In his famous speech at the Republican Convention in 1992 he talked about a culture war. In many respects the Trump campaign tapped into those same concerns about a society that was leaving what they termed “traditional America” behind. Here is what Pat Buchanan said in 1992 and has reinforced ever since:
“Friends, this is radical feminism. The agenda Clinton & Clinton would impose on America – abortion on demand, a litmus test for the Supreme Court, homosexual rights, discrimination against religious schools, women in combat–that’s change, all right. But it is not the kind of change America wants. It is not the kind of change America needs. And it is not the kind of change we can tolerate in a nation that we still call God’s country.”

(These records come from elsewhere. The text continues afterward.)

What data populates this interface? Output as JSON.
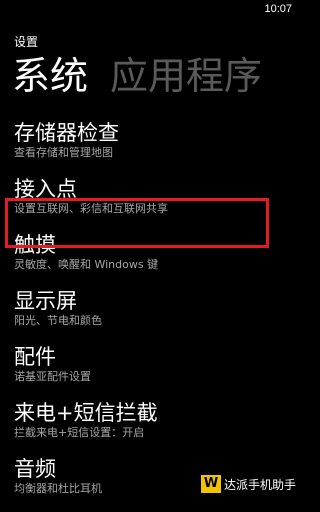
{
  "status_bar": {
    "time": "10:07"
  },
  "app": {
    "title": "设置"
  },
  "pivot": {
    "tabs": [
      {
        "label": "系统",
        "active": true
      },
      {
        "label": "应用程序",
        "active": false
      }
    ]
  },
  "settings": {
    "items": [
      {
        "title": "存储器检查",
        "subtitle": "查看存储和管理地图"
      },
      {
        "title": "接入点",
        "subtitle": "设置互联网、彩信和互联网共享"
      },
      {
        "title": "触摸",
        "subtitle": "灵敏度、唤醒和 Windows 键",
        "highlighted": true
      },
      {
        "title": "显示屏",
        "subtitle": "阳光、节电和颜色"
      },
      {
        "title": "配件",
        "subtitle": "诺基亚配件设置"
      },
      {
        "title": "来电+短信拦截",
        "subtitle": "拦截来电+短信设置：开启"
      },
      {
        "title": "音频",
        "subtitle": "均衡器和杜比耳机"
      }
    ]
  },
  "colors": {
    "highlight_border": "#e31b23",
    "subtitle_text": "#a6a6a6",
    "inactive_tab": "#5a5a5a"
  },
  "watermark": {
    "logo": "W",
    "text": "达派手机助手"
  }
}
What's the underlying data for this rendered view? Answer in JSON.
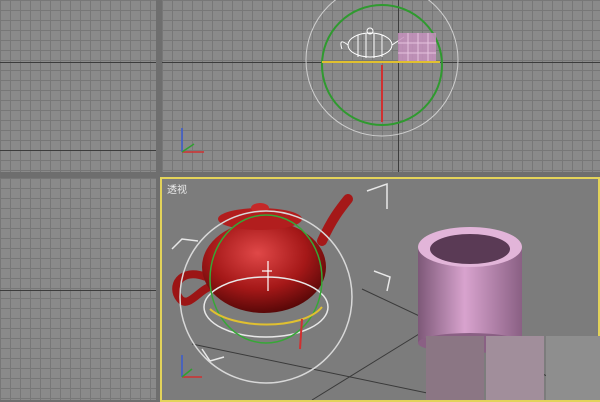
{
  "viewports": {
    "top_left": {
      "name": "top-left"
    },
    "top_right": {
      "name": "top-right"
    },
    "bottom_left": {
      "name": "bottom-left"
    },
    "perspective": {
      "label": "透视"
    }
  },
  "colors": {
    "active_border": "#e3d35a",
    "teapot_red": "#b01a1a",
    "cup_pink": "#c58ab8",
    "gizmo_green": "#3aa83a",
    "gizmo_red": "#d03030",
    "gizmo_yellow": "#e0c030",
    "gizmo_white": "#e8e8e8"
  },
  "icons": [
    "axis-tripod-icon",
    "transform-gizmo-icon"
  ]
}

Pat Buchanan’s hard rhetoric, in many respects, became Trump’s 25 years later. Some of it was nuanced for the times, but the sense that America was no longer first, that it was no longer “God’s country,” that the world that they grew up in was just changing too fast, that they were powerless and left behind – that penetrated in 2016 with a certain key, white segment of the electorate. Rural America and those highlighted in J.D. Vance’s book “Hillbilly Elegy” flocked to Trump in record numbers. The Buchanan Brigade of the 1990s was back with a vengeance.
It seems that Democrats should come to better understand the convergence of these two men, Jesse Ventura and Pat Buchanan, in style and substance, if they are going to understand not just the election of 2016 but where a segment of America is coming from with their political choices.